Spring Arbor University

Free Methodist Church leader Edward Payson Hart was the main force behind the founding of Spring Arbor University in 1873 for children. Named after the unincorporated community in Michigan where it is located, the institution eventually became a four-year institution of higher learning, as well as the state’s largest Evangelical Christian university. In addition to its sprawling 100-acre main campus, Spring Arbor has 18 learning sites across the state, which include Flint, Lansing, Kalamazoo, and two in Detroit (Dearborn and Troy). The university also has four learning sites in Ohio.

Spring Arbor has over 2,900 students, more than 80 percent of who are from Michigan. Also, the student body represents more than 40 Christian denominations. The school offers more than 90 undergraduate majors and graduate and adult/professional programs. They are offered via the university’s four schools: the Gainey School of Business, the School of Arts and Sciences, the School of Education, and the School of Graduate and Professional Studies.

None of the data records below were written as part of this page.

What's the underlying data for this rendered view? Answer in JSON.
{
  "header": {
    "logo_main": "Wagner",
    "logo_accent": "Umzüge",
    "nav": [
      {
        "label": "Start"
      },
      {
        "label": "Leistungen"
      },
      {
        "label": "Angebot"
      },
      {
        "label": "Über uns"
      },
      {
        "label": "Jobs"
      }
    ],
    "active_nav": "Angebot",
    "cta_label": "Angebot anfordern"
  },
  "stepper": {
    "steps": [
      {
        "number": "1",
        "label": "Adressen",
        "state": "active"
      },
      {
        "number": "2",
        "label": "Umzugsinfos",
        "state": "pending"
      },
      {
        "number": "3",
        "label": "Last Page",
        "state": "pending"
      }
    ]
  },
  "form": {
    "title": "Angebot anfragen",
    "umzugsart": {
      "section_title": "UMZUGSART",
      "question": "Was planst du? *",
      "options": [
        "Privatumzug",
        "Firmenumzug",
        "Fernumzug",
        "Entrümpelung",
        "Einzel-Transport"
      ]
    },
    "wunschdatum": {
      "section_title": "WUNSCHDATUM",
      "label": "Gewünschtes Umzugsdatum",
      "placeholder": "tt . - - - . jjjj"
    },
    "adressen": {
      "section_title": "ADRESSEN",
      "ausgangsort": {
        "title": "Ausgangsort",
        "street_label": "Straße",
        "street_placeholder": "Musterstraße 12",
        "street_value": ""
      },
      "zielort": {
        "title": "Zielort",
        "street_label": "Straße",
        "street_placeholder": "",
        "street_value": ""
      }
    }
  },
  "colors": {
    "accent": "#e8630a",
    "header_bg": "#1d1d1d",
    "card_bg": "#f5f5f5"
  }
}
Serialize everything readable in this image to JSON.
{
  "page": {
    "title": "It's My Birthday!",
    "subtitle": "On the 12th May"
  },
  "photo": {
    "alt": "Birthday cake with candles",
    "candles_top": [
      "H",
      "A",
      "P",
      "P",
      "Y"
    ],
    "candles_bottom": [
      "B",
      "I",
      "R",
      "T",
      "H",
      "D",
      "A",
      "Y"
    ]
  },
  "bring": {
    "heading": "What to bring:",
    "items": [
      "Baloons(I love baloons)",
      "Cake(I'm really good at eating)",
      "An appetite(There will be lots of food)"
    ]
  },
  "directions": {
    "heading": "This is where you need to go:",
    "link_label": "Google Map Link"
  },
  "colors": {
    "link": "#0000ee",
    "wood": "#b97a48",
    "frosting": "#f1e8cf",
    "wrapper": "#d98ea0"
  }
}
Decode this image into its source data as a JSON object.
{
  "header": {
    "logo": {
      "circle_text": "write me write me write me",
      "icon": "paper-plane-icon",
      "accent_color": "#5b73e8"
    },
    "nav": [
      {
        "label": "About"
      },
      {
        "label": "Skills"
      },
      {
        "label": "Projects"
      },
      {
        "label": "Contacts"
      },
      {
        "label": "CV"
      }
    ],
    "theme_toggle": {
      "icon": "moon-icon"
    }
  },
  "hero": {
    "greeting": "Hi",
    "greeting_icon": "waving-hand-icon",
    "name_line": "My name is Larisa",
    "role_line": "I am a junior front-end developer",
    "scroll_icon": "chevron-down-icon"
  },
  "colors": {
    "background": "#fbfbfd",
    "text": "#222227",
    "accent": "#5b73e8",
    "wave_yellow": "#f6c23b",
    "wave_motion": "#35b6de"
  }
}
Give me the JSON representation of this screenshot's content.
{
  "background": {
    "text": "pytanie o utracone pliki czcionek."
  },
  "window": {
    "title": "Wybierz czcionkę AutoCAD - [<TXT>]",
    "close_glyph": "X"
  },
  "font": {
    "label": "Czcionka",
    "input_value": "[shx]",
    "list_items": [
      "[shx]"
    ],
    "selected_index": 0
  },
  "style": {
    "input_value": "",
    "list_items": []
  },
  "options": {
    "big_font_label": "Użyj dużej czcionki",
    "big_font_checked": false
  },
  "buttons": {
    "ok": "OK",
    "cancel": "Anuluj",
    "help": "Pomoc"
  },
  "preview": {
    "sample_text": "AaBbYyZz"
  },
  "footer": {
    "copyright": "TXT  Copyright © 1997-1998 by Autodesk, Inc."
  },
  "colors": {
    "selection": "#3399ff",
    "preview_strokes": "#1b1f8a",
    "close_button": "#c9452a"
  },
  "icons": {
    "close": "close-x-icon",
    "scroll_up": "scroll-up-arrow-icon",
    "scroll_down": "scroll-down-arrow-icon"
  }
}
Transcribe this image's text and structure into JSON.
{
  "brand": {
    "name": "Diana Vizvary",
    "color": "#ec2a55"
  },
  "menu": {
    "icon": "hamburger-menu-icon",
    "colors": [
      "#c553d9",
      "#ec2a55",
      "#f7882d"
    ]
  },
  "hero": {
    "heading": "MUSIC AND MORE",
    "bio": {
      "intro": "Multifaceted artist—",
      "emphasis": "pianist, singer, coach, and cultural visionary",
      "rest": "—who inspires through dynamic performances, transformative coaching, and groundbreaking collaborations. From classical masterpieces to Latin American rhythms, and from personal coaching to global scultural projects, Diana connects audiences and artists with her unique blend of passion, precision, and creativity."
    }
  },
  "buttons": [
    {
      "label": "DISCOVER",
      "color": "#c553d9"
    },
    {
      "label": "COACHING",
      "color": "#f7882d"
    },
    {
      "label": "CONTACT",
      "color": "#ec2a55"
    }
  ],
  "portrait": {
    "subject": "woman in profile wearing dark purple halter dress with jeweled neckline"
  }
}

Ten of Spring Arbor’s programs are online degree programs, offered by the school’s SAU Online initiative. Students can choose to get an Associate of Science in Business; it is the only associate-level online program. At the undergraduate level, there are the Bachelor of Science in Business and the Bachelor of Science in Organizational Management. The graduate-level online programs consist of the MBA, in addition to the following concentrations: Communication, Education, TESOL (Teaching English to Speakers of Other Languages), Reading, Nursing, and Spiritual Formation and Leadership.

Still affiliated with the Free Methodist Church, Spring Arbor University is a member of the Council for Christian Colleges and Universities. The university gets its full accreditation from the Higher Learning Commission of the North Central Association of Colleges and Schools, as well as the National Council for Accreditation of Teacher Education.